#### [Aim of the task]
Return all the lines below exactly as written. Drop every picture.

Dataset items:

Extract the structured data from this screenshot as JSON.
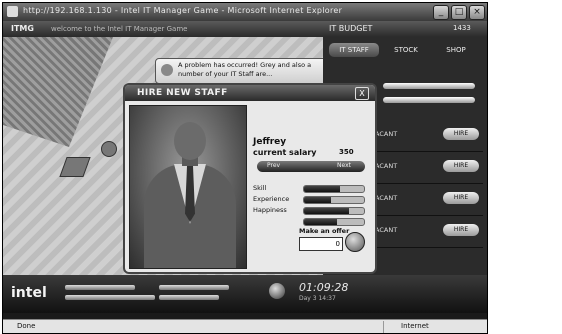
{
  "window": {
    "title": "http://192.168.1.130 - Intel IT Manager Game - Microsoft Internet Explorer"
  },
  "game_bar": {
    "brand": "ITMG",
    "subtitle": "welcome to the Intel IT Manager Game",
    "budget_label": "IT BUDGET",
    "budget_value": "1433"
  },
  "notification": {
    "text": "A problem has occurred! Grey and also a number of your IT Staff are..."
  },
  "panel": {
    "tabs": [
      "IT STAFF",
      "STOCK",
      "SHOP"
    ],
    "rows": [
      {
        "label": "VACANT",
        "button": "HIRE"
      },
      {
        "label": "VACANT",
        "button": "HIRE"
      },
      {
        "label": "VACANT",
        "button": "HIRE"
      },
      {
        "label": "VACANT",
        "button": "HIRE"
      }
    ]
  },
  "dialog": {
    "title": "HIRE NEW STAFF",
    "close": "X",
    "name": "Jeffrey",
    "salary_label": "current salary",
    "salary_value": "350",
    "prev_label": "Prev",
    "next_label": "Next",
    "stats": [
      {
        "label": "Skill",
        "value": 0.6
      },
      {
        "label": "Experience",
        "value": 0.45
      },
      {
        "label": "Happiness",
        "value": 0.75
      },
      {
        "label": "",
        "value": 0.55
      }
    ],
    "offer_label": "Make an offer",
    "offer_value": "0"
  },
  "bottom_bar": {
    "logo": "intel",
    "clock": "01:09:28",
    "version": "Day 3 14:37"
  },
  "status_bar": {
    "left": "Done",
    "right": "Internet"
  }
}
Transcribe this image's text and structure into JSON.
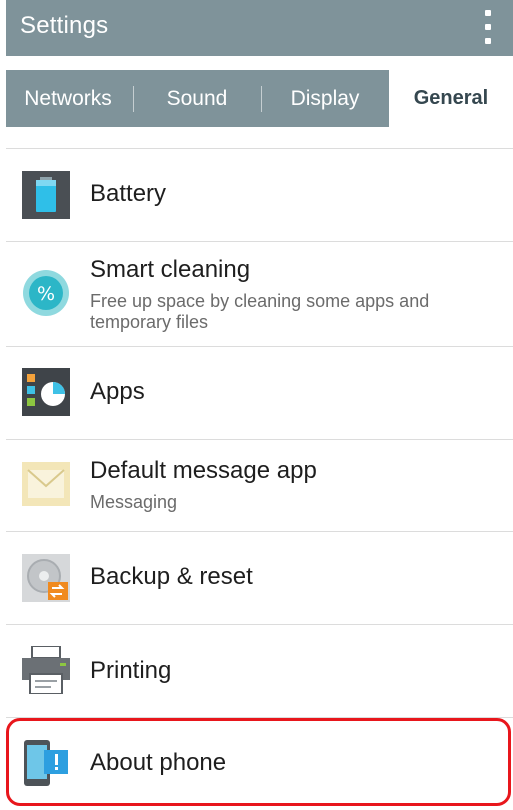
{
  "header": {
    "title": "Settings"
  },
  "tabs": [
    {
      "label": "Networks"
    },
    {
      "label": "Sound"
    },
    {
      "label": "Display"
    },
    {
      "label": "General",
      "active": true
    }
  ],
  "items": [
    {
      "label": "Battery",
      "icon": "battery-icon"
    },
    {
      "label": "Smart cleaning",
      "sub": "Free up space by cleaning some apps and temporary files",
      "icon": "smart-cleaning-icon"
    },
    {
      "label": "Apps",
      "icon": "apps-icon"
    },
    {
      "label": "Default message app",
      "sub": "Messaging",
      "icon": "message-envelope-icon"
    },
    {
      "label": "Backup & reset",
      "icon": "backup-reset-icon"
    },
    {
      "label": "Printing",
      "icon": "printer-icon"
    },
    {
      "label": "About phone",
      "icon": "about-phone-icon",
      "highlighted": true
    }
  ],
  "colors": {
    "header_bg": "#7f939a",
    "active_tab_text": "#35474f",
    "highlight_border": "#e8161c"
  }
}
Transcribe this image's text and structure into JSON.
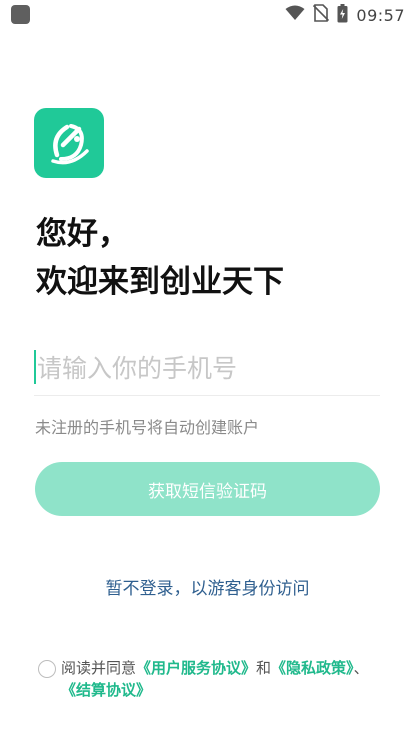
{
  "status_bar": {
    "time": "09:57",
    "icons": [
      "app-notification-icon",
      "wifi-icon",
      "no-sim-icon",
      "battery-charging-icon"
    ]
  },
  "logo": {
    "icon": "app-logo-icon",
    "background": "#20c998"
  },
  "greeting": {
    "line1": "您好，",
    "line2": "欢迎来到创业天下"
  },
  "phone": {
    "placeholder": "请输入你的手机号",
    "value": ""
  },
  "hint": "未注册的手机号将自动创建账户",
  "code_button": {
    "label": "获取短信验证码",
    "background": "#8fe3c9"
  },
  "guest_link": "暂不登录，以游客身份访问",
  "agreement": {
    "prefix": "阅读并同意",
    "user_agreement": "《用户服务协议》",
    "conj": "和",
    "privacy_policy": "《隐私政策》",
    "sep": "、",
    "settlement_agreement": "《结算协议》",
    "link_color": "#20b98c"
  }
}
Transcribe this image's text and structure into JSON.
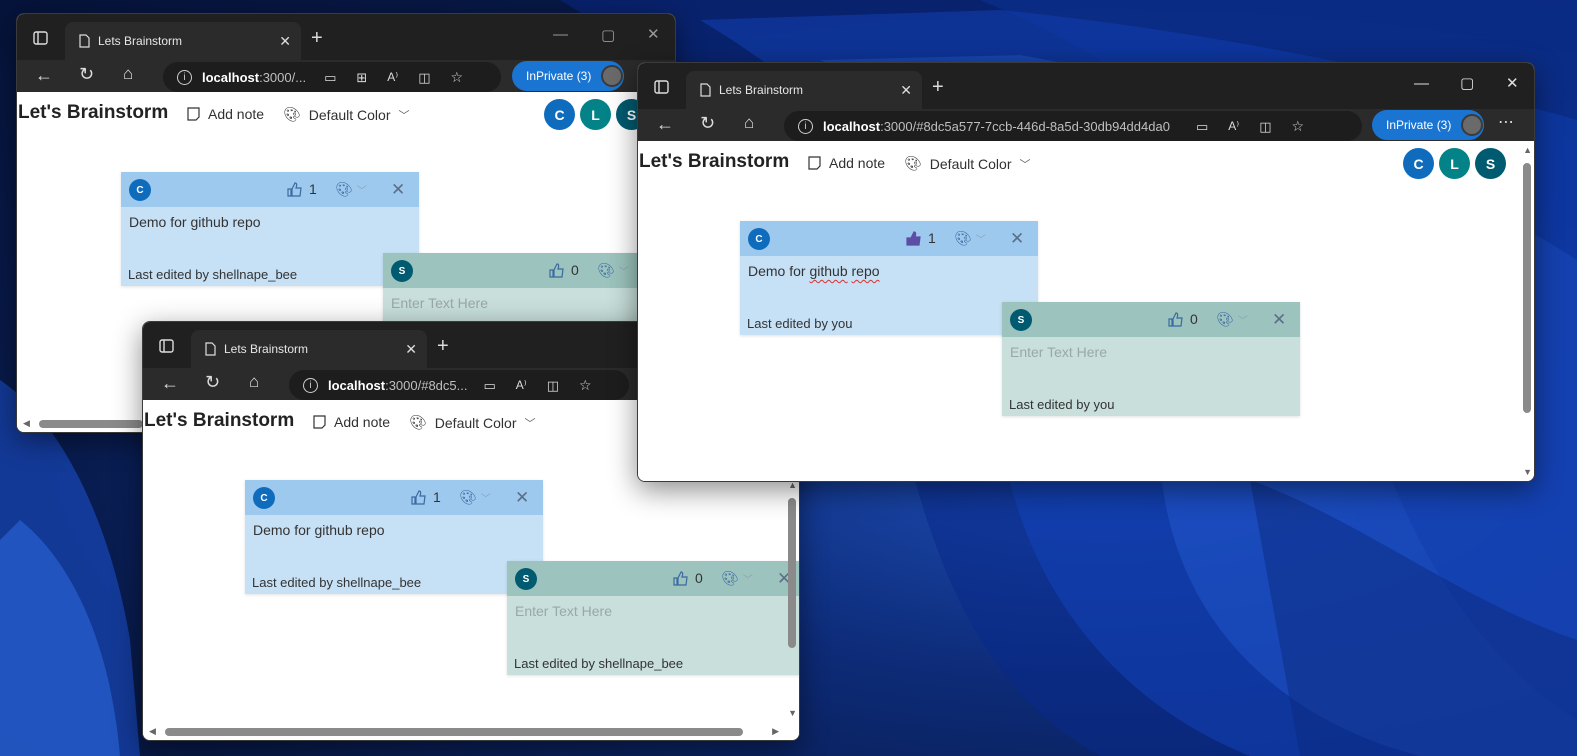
{
  "browser": {
    "tab_title": "Lets Brainstorm",
    "inprivate_label": "InPrivate (3)"
  },
  "app": {
    "title": "Let's Brainstorm",
    "add_note_label": "Add note",
    "default_color_label": "Default Color",
    "avatars": [
      "C",
      "L",
      "S"
    ],
    "colors": {
      "c": "#0f6cbd",
      "l": "#038387",
      "s": "#005b70"
    }
  },
  "windows": [
    {
      "address_host": "localhost",
      "address_path": ":3000/...",
      "notes": [
        {
          "avatar": "C",
          "likes": "1",
          "text": "Demo for github repo",
          "footer": "Last edited by shellnape_bee"
        },
        {
          "avatar": "S",
          "likes": "0",
          "text": "Enter Text Here",
          "footer": ""
        }
      ]
    },
    {
      "address_host": "localhost",
      "address_path": ":3000/#8dc5...",
      "notes": [
        {
          "avatar": "C",
          "likes": "1",
          "text": "Demo for github repo",
          "footer": "Last edited by shellnape_bee"
        },
        {
          "avatar": "S",
          "likes": "0",
          "text": "Enter Text Here",
          "footer": "Last edited by shellnape_bee"
        }
      ]
    },
    {
      "address_host": "localhost",
      "address_path": ":3000/#8dc5a577-7ccb-446d-8a5d-30db94dd4da0",
      "notes": [
        {
          "avatar": "C",
          "likes": "1",
          "text_part1": "Demo for ",
          "text_part2": "github",
          "text_part3": " ",
          "text_part4": "repo",
          "footer": "Last edited by you"
        },
        {
          "avatar": "S",
          "likes": "0",
          "text": "Enter Text Here",
          "footer": "Last edited by you"
        }
      ]
    }
  ]
}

#### [Your response]
Extract the structured data from this screenshot as JSON.
{
  "window": {
    "title": "http://192.168.1.130 - Intel IT Manager Game - Microsoft Internet Explorer"
  },
  "game_bar": {
    "brand": "ITMG",
    "subtitle": "welcome to the Intel IT Manager Game",
    "budget_label": "IT BUDGET",
    "budget_value": "1433"
  },
  "notification": {
    "text": "A problem has occurred! Grey and also a number of your IT Staff are..."
  },
  "panel": {
    "tabs": [
      "IT STAFF",
      "STOCK",
      "SHOP"
    ],
    "rows": [
      {
        "label": "VACANT",
        "button": "HIRE"
      },
      {
        "label": "VACANT",
        "button": "HIRE"
      },
      {
        "label": "VACANT",
        "button": "HIRE"
      },
      {
        "label": "VACANT",
        "button": "HIRE"
      }
    ]
  },
  "dialog": {
    "title": "HIRE NEW STAFF",
    "close": "X",
    "name": "Jeffrey",
    "salary_label": "current salary",
    "salary_value": "350",
    "prev_label": "Prev",
    "next_label": "Next",
    "stats": [
      {
        "label": "Skill",
        "value": 0.6
      },
      {
        "label": "Experience",
        "value": 0.45
      },
      {
        "label": "Happiness",
        "value": 0.75
      },
      {
        "label": "",
        "value": 0.55
      }
    ],
    "offer_label": "Make an offer",
    "offer_value": "0"
  },
  "bottom_bar": {
    "logo": "intel",
    "clock": "01:09:28",
    "version": "Day 3 14:37"
  },
  "status_bar": {
    "left": "Done",
    "right": "Internet"
  }
}
Transcribe this image's text and structure into JSON.
{
  "header": {
    "title": "Settings"
  },
  "tabs": [
    {
      "label": "Networks"
    },
    {
      "label": "Sound"
    },
    {
      "label": "Display"
    },
    {
      "label": "General",
      "active": true
    }
  ],
  "items": [
    {
      "label": "Battery",
      "icon": "battery-icon"
    },
    {
      "label": "Smart cleaning",
      "sub": "Free up space by cleaning some apps and temporary files",
      "icon": "smart-cleaning-icon"
    },
    {
      "label": "Apps",
      "icon": "apps-icon"
    },
    {
      "label": "Default message app",
      "sub": "Messaging",
      "icon": "message-envelope-icon"
    },
    {
      "label": "Backup & reset",
      "icon": "backup-reset-icon"
    },
    {
      "label": "Printing",
      "icon": "printer-icon"
    },
    {
      "label": "About phone",
      "icon": "about-phone-icon",
      "highlighted": true
    }
  ],
  "colors": {
    "header_bg": "#7f939a",
    "active_tab_text": "#35474f",
    "highlight_border": "#e8161c"
  }
}
Transcribe this image's text and structure into JSON.
{
  "status_bar": {
    "time": "09:57",
    "icons": [
      "app-notification-icon",
      "wifi-icon",
      "no-sim-icon",
      "battery-charging-icon"
    ]
  },
  "logo": {
    "icon": "app-logo-icon",
    "background": "#20c998"
  },
  "greeting": {
    "line1": "您好，",
    "line2": "欢迎来到创业天下"
  },
  "phone": {
    "placeholder": "请输入你的手机号",
    "value": ""
  },
  "hint": "未注册的手机号将自动创建账户",
  "code_button": {
    "label": "获取短信验证码",
    "background": "#8fe3c9"
  },
  "guest_link": "暂不登录，以游客身份访问",
  "agreement": {
    "prefix": "阅读并同意",
    "user_agreement": "《用户服务协议》",
    "conj": "和",
    "privacy_policy": "《隐私政策》",
    "sep": "、",
    "settlement_agreement": "《结算协议》",
    "link_color": "#20b98c"
  }
}
Transcribe this image's text and structure into JSON.
{
  "browser": {
    "tab_title": "Lets Brainstorm",
    "inprivate_label": "InPrivate (3)"
  },
  "app": {
    "title": "Let's Brainstorm",
    "add_note_label": "Add note",
    "default_color_label": "Default Color",
    "avatars": [
      "C",
      "L",
      "S"
    ],
    "colors": {
      "c": "#0f6cbd",
      "l": "#038387",
      "s": "#005b70"
    }
  },
  "windows": [
    {
      "address_host": "localhost",
      "address_path": ":3000/...",
      "notes": [
        {
          "avatar": "C",
          "likes": "1",
          "text": "Demo for github repo",
          "footer": "Last edited by shellnape_bee"
        },
        {
          "avatar": "S",
          "likes": "0",
          "text": "Enter Text Here",
          "footer": ""
        }
      ]
    },
    {
      "address_host": "localhost",
      "address_path": ":3000/#8dc5...",
      "notes": [
        {
          "avatar": "C",
          "likes": "1",
          "text": "Demo for github repo",
          "footer": "Last edited by shellnape_bee"
        },
        {
          "avatar": "S",
          "likes": "0",
          "text": "Enter Text Here",
          "footer": "Last edited by shellnape_bee"
        }
      ]
    },
    {
      "address_host": "localhost",
      "address_path": ":3000/#8dc5a577-7ccb-446d-8a5d-30db94dd4da0",
      "notes": [
        {
          "avatar": "C",
          "likes": "1",
          "text_part1": "Demo for ",
          "text_part2": "github",
          "text_part3": " ",
          "text_part4": "repo",
          "footer": "Last edited by you"
        },
        {
          "avatar": "S",
          "likes": "0",
          "text": "Enter Text Here",
          "footer": "Last edited by you"
        }
      ]
    }
  ]
}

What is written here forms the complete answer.